» **Action item**
Without omitting anything, retype the data that follows.

=== Begin Enclosure ===

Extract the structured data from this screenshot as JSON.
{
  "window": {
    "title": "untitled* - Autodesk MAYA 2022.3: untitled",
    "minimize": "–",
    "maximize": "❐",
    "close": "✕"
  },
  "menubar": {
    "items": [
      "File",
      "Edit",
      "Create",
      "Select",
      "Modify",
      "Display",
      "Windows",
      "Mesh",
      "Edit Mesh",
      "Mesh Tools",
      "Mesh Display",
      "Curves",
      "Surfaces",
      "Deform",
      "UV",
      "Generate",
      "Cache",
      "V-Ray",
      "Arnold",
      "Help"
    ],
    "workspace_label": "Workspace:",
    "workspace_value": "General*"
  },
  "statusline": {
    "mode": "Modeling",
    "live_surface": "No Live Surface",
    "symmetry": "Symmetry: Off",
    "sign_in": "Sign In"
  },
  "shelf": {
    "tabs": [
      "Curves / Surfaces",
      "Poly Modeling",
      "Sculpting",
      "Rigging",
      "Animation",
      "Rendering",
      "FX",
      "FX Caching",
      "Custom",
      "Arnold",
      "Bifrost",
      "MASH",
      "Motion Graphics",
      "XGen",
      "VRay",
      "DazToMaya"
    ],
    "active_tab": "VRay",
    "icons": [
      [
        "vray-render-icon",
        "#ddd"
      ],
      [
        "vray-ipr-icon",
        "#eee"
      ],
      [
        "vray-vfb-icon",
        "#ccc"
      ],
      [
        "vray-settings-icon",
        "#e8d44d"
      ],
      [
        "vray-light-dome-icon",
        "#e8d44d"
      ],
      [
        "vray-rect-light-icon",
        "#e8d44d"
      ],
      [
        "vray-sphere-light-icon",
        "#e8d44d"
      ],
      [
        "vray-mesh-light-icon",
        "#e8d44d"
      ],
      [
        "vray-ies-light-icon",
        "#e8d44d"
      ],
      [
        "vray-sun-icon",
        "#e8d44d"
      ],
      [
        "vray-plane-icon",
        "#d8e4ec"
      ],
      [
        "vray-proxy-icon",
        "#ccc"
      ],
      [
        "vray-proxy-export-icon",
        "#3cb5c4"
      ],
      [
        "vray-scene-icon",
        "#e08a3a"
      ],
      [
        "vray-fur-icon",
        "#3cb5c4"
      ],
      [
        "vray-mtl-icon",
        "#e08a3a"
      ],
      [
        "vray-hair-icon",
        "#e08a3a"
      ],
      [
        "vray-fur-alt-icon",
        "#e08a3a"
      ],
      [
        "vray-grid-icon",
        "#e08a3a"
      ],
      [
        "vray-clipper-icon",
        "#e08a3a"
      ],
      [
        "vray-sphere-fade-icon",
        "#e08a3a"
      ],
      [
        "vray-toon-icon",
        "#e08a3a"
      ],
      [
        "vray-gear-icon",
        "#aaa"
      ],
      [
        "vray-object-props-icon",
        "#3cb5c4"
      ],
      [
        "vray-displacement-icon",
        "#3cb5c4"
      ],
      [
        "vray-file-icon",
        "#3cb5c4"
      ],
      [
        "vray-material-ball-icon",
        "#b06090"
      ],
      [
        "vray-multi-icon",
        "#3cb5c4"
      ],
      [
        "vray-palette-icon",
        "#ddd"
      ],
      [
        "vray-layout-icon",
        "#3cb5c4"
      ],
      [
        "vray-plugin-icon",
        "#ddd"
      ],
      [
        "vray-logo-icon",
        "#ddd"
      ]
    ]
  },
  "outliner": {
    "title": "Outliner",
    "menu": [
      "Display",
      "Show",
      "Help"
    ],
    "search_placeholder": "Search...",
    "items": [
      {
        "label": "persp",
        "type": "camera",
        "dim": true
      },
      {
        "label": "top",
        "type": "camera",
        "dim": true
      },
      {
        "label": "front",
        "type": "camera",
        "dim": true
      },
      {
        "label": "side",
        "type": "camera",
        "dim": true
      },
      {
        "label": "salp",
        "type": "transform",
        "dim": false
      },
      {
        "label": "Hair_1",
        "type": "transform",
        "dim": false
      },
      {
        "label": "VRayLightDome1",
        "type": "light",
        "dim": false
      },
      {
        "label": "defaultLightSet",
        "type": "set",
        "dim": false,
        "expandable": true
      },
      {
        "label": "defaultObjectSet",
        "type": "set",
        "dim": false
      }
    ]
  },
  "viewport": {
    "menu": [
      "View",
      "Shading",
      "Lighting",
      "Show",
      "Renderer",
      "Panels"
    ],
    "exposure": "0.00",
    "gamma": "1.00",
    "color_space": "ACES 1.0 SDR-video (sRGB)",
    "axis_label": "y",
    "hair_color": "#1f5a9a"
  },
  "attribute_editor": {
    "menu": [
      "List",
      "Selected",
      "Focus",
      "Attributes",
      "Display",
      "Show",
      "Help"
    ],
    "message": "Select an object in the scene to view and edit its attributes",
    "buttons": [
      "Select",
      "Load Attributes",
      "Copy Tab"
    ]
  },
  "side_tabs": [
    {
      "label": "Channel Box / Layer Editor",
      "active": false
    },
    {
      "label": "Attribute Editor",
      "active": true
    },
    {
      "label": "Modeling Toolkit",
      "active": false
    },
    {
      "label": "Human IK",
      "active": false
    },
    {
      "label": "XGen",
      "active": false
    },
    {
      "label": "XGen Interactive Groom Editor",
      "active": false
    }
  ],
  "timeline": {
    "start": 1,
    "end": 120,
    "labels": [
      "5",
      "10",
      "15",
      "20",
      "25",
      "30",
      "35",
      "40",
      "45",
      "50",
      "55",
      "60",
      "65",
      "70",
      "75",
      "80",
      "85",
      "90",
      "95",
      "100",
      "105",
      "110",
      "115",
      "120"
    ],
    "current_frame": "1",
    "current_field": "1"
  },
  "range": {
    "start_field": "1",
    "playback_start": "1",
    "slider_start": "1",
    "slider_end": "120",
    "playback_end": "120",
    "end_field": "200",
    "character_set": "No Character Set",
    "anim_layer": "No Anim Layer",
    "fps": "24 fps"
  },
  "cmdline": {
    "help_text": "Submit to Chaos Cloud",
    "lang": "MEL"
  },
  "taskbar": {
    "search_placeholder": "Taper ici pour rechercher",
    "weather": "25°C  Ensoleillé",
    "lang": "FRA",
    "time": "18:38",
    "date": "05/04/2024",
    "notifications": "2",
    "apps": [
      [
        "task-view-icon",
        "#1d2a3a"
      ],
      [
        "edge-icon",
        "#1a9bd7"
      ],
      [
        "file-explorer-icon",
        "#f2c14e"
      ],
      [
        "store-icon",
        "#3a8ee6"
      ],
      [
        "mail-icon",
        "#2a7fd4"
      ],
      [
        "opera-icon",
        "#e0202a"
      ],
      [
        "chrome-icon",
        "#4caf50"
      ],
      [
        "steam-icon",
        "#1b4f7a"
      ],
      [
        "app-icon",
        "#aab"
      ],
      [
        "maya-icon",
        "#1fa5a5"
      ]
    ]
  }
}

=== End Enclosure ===

» **Worked solution**
Extract the structured data from this screenshot as JSON.
{
  "window": {
    "title": "untitled* - Autodesk MAYA 2022.3: untitled",
    "minimize": "–",
    "maximize": "❐",
    "close": "✕"
  },
  "menubar": {
    "items": [
      "File",
      "Edit",
      "Create",
      "Select",
      "Modify",
      "Display",
      "Windows",
      "Mesh",
      "Edit Mesh",
      "Mesh Tools",
      "Mesh Display",
      "Curves",
      "Surfaces",
      "Deform",
      "UV",
      "Generate",
      "Cache",
      "V-Ray",
      "Arnold",
      "Help"
    ],
    "workspace_label": "Workspace:",
    "workspace_value": "General*"
  },
  "statusline": {
    "mode": "Modeling",
    "live_surface": "No Live Surface",
    "symmetry": "Symmetry: Off",
    "sign_in": "Sign In"
  },
  "shelf": {
    "tabs": [
      "Curves / Surfaces",
      "Poly Modeling",
      "Sculpting",
      "Rigging",
      "Animation",
      "Rendering",
      "FX",
      "FX Caching",
      "Custom",
      "Arnold",
      "Bifrost",
      "MASH",
      "Motion Graphics",
      "XGen",
      "VRay",
      "DazToMaya"
    ],
    "active_tab": "VRay",
    "icons": [
      [
        "vray-render-icon",
        "#ddd"
      ],
      [
        "vray-ipr-icon",
        "#eee"
      ],
      [
        "vray-vfb-icon",
        "#ccc"
      ],
      [
        "vray-settings-icon",
        "#e8d44d"
      ],
      [
        "vray-light-dome-icon",
        "#e8d44d"
      ],
      [
        "vray-rect-light-icon",
        "#e8d44d"
      ],
      [
        "vray-sphere-light-icon",
        "#e8d44d"
      ],
      [
        "vray-mesh-light-icon",
        "#e8d44d"
      ],
      [
        "vray-ies-light-icon",
        "#e8d44d"
      ],
      [
        "vray-sun-icon",
        "#e8d44d"
      ],
      [
        "vray-plane-icon",
        "#d8e4ec"
      ],
      [
        "vray-proxy-icon",
        "#ccc"
      ],
      [
        "vray-proxy-export-icon",
        "#3cb5c4"
      ],
      [
        "vray-scene-icon",
        "#e08a3a"
      ],
      [
        "vray-fur-icon",
        "#3cb5c4"
      ],
      [
        "vray-mtl-icon",
        "#e08a3a"
      ],
      [
        "vray-hair-icon",
        "#e08a3a"
      ],
      [
        "vray-fur-alt-icon",
        "#e08a3a"
      ],
      [
        "vray-grid-icon",
        "#e08a3a"
      ],
      [
        "vray-clipper-icon",
        "#e08a3a"
      ],
      [
        "vray-sphere-fade-icon",
        "#e08a3a"
      ],
      [
        "vray-toon-icon",
        "#e08a3a"
      ],
      [
        "vray-gear-icon",
        "#aaa"
      ],
      [
        "vray-object-props-icon",
        "#3cb5c4"
      ],
      [
        "vray-displacement-icon",
        "#3cb5c4"
      ],
      [
        "vray-file-icon",
        "#3cb5c4"
      ],
      [
        "vray-material-ball-icon",
        "#b06090"
      ],
      [
        "vray-multi-icon",
        "#3cb5c4"
      ],
      [
        "vray-palette-icon",
        "#ddd"
      ],
      [
        "vray-layout-icon",
        "#3cb5c4"
      ],
      [
        "vray-plugin-icon",
        "#ddd"
      ],
      [
        "vray-logo-icon",
        "#ddd"
      ]
    ]
  },
  "outliner": {
    "title": "Outliner",
    "menu": [
      "Display",
      "Show",
      "Help"
    ],
    "search_placeholder": "Search...",
    "items": [
      {
        "label": "persp",
        "type": "camera",
        "dim": true
      },
      {
        "label": "top",
        "type": "camera",
        "dim": true
      },
      {
        "label": "front",
        "type": "camera",
        "dim": true
      },
      {
        "label": "side",
        "type": "camera",
        "dim": true
      },
      {
        "label": "salp",
        "type": "transform",
        "dim": false
      },
      {
        "label": "Hair_1",
        "type": "transform",
        "dim": false
      },
      {
        "label": "VRayLightDome1",
        "type": "light",
        "dim": false
      },
      {
        "label": "defaultLightSet",
        "type": "set",
        "dim": false,
        "expandable": true
      },
      {
        "label": "defaultObjectSet",
        "type": "set",
        "dim": false
      }
    ]
  },
  "viewport": {
    "menu": [
      "View",
      "Shading",
      "Lighting",
      "Show",
      "Renderer",
      "Panels"
    ],
    "exposure": "0.00",
    "gamma": "1.00",
    "color_space": "ACES 1.0 SDR-video (sRGB)",
    "axis_label": "y",
    "hair_color": "#1f5a9a"
  },
  "attribute_editor": {
    "menu": [
      "List",
      "Selected",
      "Focus",
      "Attributes",
      "Display",
      "Show",
      "Help"
    ],
    "message": "Select an object in the scene to view and edit its attributes",
    "buttons": [
      "Select",
      "Load Attributes",
      "Copy Tab"
    ]
  },
  "side_tabs": [
    {
      "label": "Channel Box / Layer Editor",
      "active": false
    },
    {
      "label": "Attribute Editor",
      "active": true
    },
    {
      "label": "Modeling Toolkit",
      "active": false
    },
    {
      "label": "Human IK",
      "active": false
    },
    {
      "label": "XGen",
      "active": false
    },
    {
      "label": "XGen Interactive Groom Editor",
      "active": false
    }
  ],
  "timeline": {
    "start": 1,
    "end": 120,
    "labels": [
      "5",
      "10",
      "15",
      "20",
      "25",
      "30",
      "35",
      "40",
      "45",
      "50",
      "55",
      "60",
      "65",
      "70",
      "75",
      "80",
      "85",
      "90",
      "95",
      "100",
      "105",
      "110",
      "115",
      "120"
    ],
    "current_frame": "1",
    "current_field": "1"
  },
  "range": {
    "start_field": "1",
    "playback_start": "1",
    "slider_start": "1",
    "slider_end": "120",
    "playback_end": "120",
    "end_field": "200",
    "character_set": "No Character Set",
    "anim_layer": "No Anim Layer",
    "fps": "24 fps"
  },
  "cmdline": {
    "help_text": "Submit to Chaos Cloud",
    "lang": "MEL"
  },
  "taskbar": {
    "search_placeholder": "Taper ici pour rechercher",
    "weather": "25°C  Ensoleillé",
    "lang": "FRA",
    "time": "18:38",
    "date": "05/04/2024",
    "notifications": "2",
    "apps": [
      [
        "task-view-icon",
        "#1d2a3a"
      ],
      [
        "edge-icon",
        "#1a9bd7"
      ],
      [
        "file-explorer-icon",
        "#f2c14e"
      ],
      [
        "store-icon",
        "#3a8ee6"
      ],
      [
        "mail-icon",
        "#2a7fd4"
      ],
      [
        "opera-icon",
        "#e0202a"
      ],
      [
        "chrome-icon",
        "#4caf50"
      ],
      [
        "steam-icon",
        "#1b4f7a"
      ],
      [
        "app-icon",
        "#aab"
      ],
      [
        "maya-icon",
        "#1fa5a5"
      ]
    ]
  }
}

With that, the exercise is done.